Home > Journals > Journal of Neurosurgical Sciences > Past Issues > Journal of Neurosurgical Sciences 1999 June;43(2) > Journal of Neurosurgical Sciences 1999 June;43(2):135-9

CURRENT ISSUE
 

JOURNAL TOOLS

eTOC
To subscribe
Submit an article
Recommend to your librarian
 

ARTICLE TOOLS

Reprints

 

ORIGINAL ARTICLES   

Journal of Neurosurgical Sciences 1999 June;43(2):135-9

Copyright © 1999 EDIZIONI MINERVA MEDICA

language: English

Intramedullary increased MR signal intensity and its relation to clinical features in cervical myelopathy

Puzzilli F., MAstronardi L., Ruggeri A., Lunardi P.

Department of Neurological Sciences, Neurosurgery II, University “La Sapienza”, Rome, Italy

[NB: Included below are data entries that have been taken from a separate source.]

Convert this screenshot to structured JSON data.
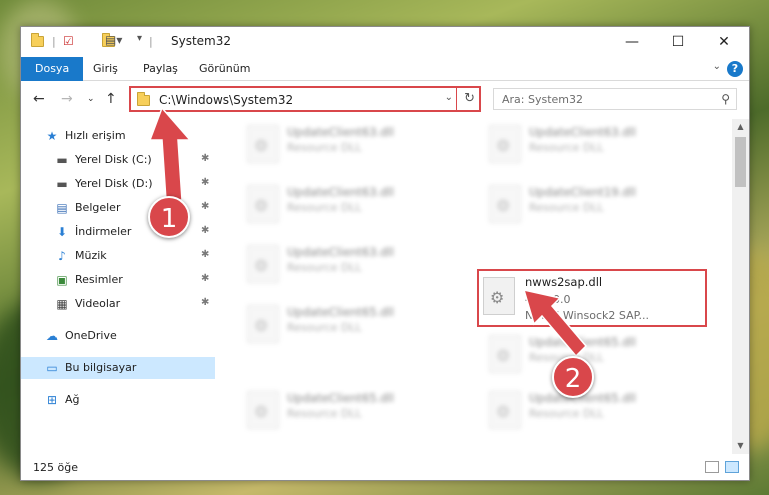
{
  "window": {
    "title": "System32",
    "controls": {
      "minimize": "—",
      "maximize": "☐",
      "close": "✕"
    }
  },
  "ribbon": {
    "tabs": [
      "Dosya",
      "Giriş",
      "Paylaş",
      "Görünüm"
    ]
  },
  "navigation": {
    "address": "C:\\Windows\\System32",
    "search_placeholder": "Ara: System32"
  },
  "sidebar": {
    "items": [
      {
        "label": "Hızlı erişim",
        "icon": "star-icon"
      },
      {
        "label": "Yerel Disk (C:)",
        "icon": "drive-icon",
        "pinned": true
      },
      {
        "label": "Yerel Disk (D:)",
        "icon": "drive-icon",
        "pinned": true
      },
      {
        "label": "Belgeler",
        "icon": "document-icon",
        "pinned": true
      },
      {
        "label": "İndirmeler",
        "icon": "download-icon",
        "pinned": true
      },
      {
        "label": "Müzik",
        "icon": "music-icon",
        "pinned": true
      },
      {
        "label": "Resimler",
        "icon": "picture-icon",
        "pinned": true
      },
      {
        "label": "Videolar",
        "icon": "video-icon",
        "pinned": true
      },
      {
        "label": "OneDrive",
        "icon": "cloud-icon"
      },
      {
        "label": "Bu bilgisayar",
        "icon": "computer-icon",
        "selected": true
      },
      {
        "label": "Ağ",
        "icon": "network-icon"
      }
    ]
  },
  "files": [
    {
      "name": "UpdateClient63.dll",
      "type": "Resource DLL",
      "blurred": true
    },
    {
      "name": "UpdateClient63.dll",
      "type": "Resource DLL",
      "blurred": true
    },
    {
      "name": "UpdateClient63.dll",
      "type": "Resource DLL",
      "blurred": true
    },
    {
      "name": "UpdateClient19.dll",
      "type": "Resource DLL",
      "blurred": true
    },
    {
      "name": "UpdateClient63.dll",
      "type": "Resource DLL",
      "blurred": true
    },
    {
      "name": "nwws2sap.dll",
      "type": "4.71.0.0",
      "description": "Novell Winsock2 SAP...",
      "blurred": false,
      "highlighted": true
    },
    {
      "name": "UpdateClient65.dll",
      "type": "Resource DLL",
      "blurred": true
    },
    {
      "name": "UpdateClient65.dll",
      "type": "Resource DLL",
      "blurred": true
    },
    {
      "name": "UpdateClient65.dll",
      "type": "Resource DLL",
      "blurred": true
    },
    {
      "name": "UpdateClient65.dll",
      "type": "Resource DLL",
      "blurred": true
    }
  ],
  "status": {
    "item_count": "125 öğe"
  },
  "annotations": {
    "step1": "1",
    "step2": "2"
  },
  "colors": {
    "accent": "#1979ca",
    "highlight": "#d9474b",
    "selected_bg": "#cce8ff"
  }
}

PDF


Back­ground. Are­as of intra­me­dul­lary hyper­intensity in ­patients ­with cer­vi­cal spon­dy­log­e­net­ic mye­lop­a­thy (­CSM) ­have ­been ­described ­and stud­ied by sev­er­al ­authors.
Meth­ods. In ­the ­present ­study, 100 ­patients ­were reap­praised ­and divid­ed ­into 2 ­groups accord­ing to wheth­er or ­not ­MRI detect­ed are­as of hyper­in­ten­sity on T2-weight­ed imag­es.
­Results. Sta­tis­ti­cal anal­y­sis dem­on­strat­ed ­that intra­me­dul­lary hyper­in­ten­sity is ­most fre­quent­ly asso­ciat­ed ­with ­severe impair­ment of deam­bu­la­tion, mus­cu­lar hypo­to­nus-hypo­tro­phy ­and hypo­es­the­sias of ­the ­upper ­limbs.
Con­clu­sions. ­These radio­log­i­cal find­ings prob­ably cor­re­spond to var­i­ous ­types of ­lesions ­which, ­when irre­ver­sible, ­may influ­ence post­op­er­a­tive neu­ro­log­i­cal recov­ery.

top of page